[2] Appellants contend also that they were denied due process of law in that their attorney at the trial did not represent their interests.

A reading of the record indicates that there is no merit to this assertion. Appellants cite the statements of their counsel to Warner, "Don't be coy with me, Mr. Warner" and "Well, don't be coy, now." It is difficult to find anything "devastating" to appellants in these two comments. [3] The following statement is cited to indicate prejudicial misconduct. "And during that time, you owned bake shops in how many different locations and gone through some--well, no--how much time have you had with this so called robbery business?" The People objected and the question was stricken. It would seem clear that the attorney was attempting to be sarcastic. The questions prior to and after the one cited elicited testimony that since 1928, appellant Warner had owned and operated legitimate businesses and from 1928 until the day of his arrest he had been off work only three weeks. The statement could not have prejudiced Warner.

[4] Appellants submit that there must have been other instances of misconduct that do not appear in the record.
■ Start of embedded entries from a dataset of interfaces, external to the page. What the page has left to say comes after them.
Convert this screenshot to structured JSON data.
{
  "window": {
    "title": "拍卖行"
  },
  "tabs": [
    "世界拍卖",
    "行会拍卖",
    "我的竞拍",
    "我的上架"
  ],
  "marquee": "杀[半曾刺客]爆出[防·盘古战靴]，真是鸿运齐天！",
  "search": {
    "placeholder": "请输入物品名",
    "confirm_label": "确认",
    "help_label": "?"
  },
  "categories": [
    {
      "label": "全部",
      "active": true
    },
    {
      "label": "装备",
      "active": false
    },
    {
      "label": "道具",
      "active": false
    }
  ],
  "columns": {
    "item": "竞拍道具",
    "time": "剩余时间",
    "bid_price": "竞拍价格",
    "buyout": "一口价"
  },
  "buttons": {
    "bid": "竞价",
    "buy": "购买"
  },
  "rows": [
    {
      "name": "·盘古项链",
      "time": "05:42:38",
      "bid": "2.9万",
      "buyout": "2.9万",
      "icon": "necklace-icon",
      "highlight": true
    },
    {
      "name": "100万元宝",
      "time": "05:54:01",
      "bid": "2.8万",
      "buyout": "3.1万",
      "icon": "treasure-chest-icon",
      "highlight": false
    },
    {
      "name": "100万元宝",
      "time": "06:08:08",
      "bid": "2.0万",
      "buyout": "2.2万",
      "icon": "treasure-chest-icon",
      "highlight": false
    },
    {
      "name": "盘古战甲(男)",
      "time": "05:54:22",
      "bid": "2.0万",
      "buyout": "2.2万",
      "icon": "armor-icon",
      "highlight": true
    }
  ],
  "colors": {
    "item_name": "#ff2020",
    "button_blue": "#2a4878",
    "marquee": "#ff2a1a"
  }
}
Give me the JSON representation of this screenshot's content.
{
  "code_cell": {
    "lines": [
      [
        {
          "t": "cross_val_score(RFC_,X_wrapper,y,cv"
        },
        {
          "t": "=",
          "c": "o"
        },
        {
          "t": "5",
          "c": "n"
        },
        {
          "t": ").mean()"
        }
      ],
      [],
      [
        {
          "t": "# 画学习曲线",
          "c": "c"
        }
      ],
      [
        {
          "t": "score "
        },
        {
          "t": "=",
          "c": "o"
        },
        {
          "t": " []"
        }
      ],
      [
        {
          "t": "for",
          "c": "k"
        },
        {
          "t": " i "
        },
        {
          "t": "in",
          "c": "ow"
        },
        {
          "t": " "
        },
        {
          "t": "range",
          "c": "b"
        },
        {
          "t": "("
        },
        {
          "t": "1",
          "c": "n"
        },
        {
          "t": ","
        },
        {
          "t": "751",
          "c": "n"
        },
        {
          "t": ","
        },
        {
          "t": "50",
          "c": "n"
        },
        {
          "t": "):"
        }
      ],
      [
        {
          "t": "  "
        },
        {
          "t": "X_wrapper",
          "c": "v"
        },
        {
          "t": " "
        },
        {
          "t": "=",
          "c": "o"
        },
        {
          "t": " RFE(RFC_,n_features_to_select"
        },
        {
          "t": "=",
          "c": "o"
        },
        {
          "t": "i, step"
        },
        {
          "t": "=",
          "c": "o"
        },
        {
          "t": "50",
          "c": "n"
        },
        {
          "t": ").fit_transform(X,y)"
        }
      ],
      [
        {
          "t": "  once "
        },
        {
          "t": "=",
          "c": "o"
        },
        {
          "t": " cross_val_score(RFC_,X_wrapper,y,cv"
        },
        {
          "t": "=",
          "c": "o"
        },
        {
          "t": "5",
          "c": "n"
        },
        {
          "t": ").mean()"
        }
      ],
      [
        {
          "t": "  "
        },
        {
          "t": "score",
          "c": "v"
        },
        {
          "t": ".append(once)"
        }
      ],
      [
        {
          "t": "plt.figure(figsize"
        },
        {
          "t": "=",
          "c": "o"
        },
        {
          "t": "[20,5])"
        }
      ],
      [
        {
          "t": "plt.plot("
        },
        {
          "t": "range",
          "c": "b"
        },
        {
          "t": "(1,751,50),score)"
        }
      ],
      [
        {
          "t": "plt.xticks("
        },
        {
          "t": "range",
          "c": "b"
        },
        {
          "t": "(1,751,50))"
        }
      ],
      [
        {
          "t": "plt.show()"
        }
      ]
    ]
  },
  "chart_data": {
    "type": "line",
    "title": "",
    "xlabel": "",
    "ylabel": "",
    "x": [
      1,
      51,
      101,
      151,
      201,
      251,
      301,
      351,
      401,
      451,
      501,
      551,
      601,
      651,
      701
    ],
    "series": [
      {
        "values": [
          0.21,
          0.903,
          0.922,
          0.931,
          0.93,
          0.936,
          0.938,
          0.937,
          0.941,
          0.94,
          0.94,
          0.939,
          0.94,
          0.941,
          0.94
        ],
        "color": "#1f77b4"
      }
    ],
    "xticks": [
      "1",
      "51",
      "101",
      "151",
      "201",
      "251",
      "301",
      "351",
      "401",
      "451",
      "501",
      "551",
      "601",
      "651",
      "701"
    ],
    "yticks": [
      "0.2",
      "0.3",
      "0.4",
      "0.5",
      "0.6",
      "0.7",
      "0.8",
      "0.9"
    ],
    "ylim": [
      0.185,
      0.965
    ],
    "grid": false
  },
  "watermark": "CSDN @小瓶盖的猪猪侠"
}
They cite statements of the trial judge, made outside the presence of the jury: [172 Cal. App. 2d 337]

"The Court: The motion for mistrial is denied.

"And, at this time--I do this with extreme regret, Mr. Dana, and with great reluctance--I don't know what the difficulty is, but the jury has possibly some reason to wonder what causes your mannerisms before the jury. I know that they are blameless and I am not censuring you in any manner, whatever, but I have been bothered about the situation.

"Mr. Dana: Has the jury made some comment?

"The Court: Pardon?

"Mr. Dana: Has the jury made some comment?

"The Court: No, there has been no comment, at all, but I have observed your demeanor, your manner and so forth; whether it is physical ailment or physical disability, or what it is, I do not know and I do not want to pass upon it at this time, but I am very anxious to see it does not prejudice your clients. But, I have to keep the case within bounds and I have to stop unnecessary eruptions of counsel and comments of counsel and I will do that whether the District Attorney is guilty or defense counsel is guilty, and I always have.

"The motion for mistrial is denied.

"Mr. Dana: Well, if there is any knowledge of the Judge that the jury are prejudiced at this point__________

"The Court: There has been no comment, at all, made by the jury at all [sic].

"Mr. Dana: Well, I mean, anything to indicate that, then I think__________

"The Court: No, there is nothing at all, but it is only the impression that I have, myself, and I don't know, I have no reason to think that the jury shares the impression the Court has, but I am just telling you so I hope you will try and be circumspect, as conditions permit.

"Mr. Dana: Well, your Honor, I try to be circumspect. I always try to fight my case.

"The Court: I don't mind your putting up a vigorous battle. You are making a splendid defense for your clients by conducting an able and vigorous cross-examination and direct examination, and I am not criticizing your legal ability, at all, I have the highest respect for you, Paul.

"Mr. Dana: Well, with respect to any mannerism that I have displayed--this could be on or off the record--I would appreciate you telling me and__________

"The Court: No, I will let it go. I have characterized it as far as I think is proper, for the record.

"Mr. Dana: All right. Thank you. [172 Cal. App. 2d 338]

"The Court: I think we understand one another."

The trial judge did not consider that the actions of the attorney warranted the granting of a mistrial; in fact, he stated that "You are making a splendid defense ..." [5] As stated in People v. Wein, 50 Cal. 2d 383, 410 [326 P.2d 457]: "The handling of the defense by counsel of the accused's own choice will not be declared inadequate except in those rare cases where his counsel displays such lack of diligence and competence as to reduce the trial to a 'farce or a sham.' "

The proof of defendants' guilt was positive and complete and it is impossible in the state of this record to find any prejudice to appellants in any of the matters urged on this appeal.

Judgments and orders denying new trial affirmed.

Kaufman, P. J., and Draper, J., concurred.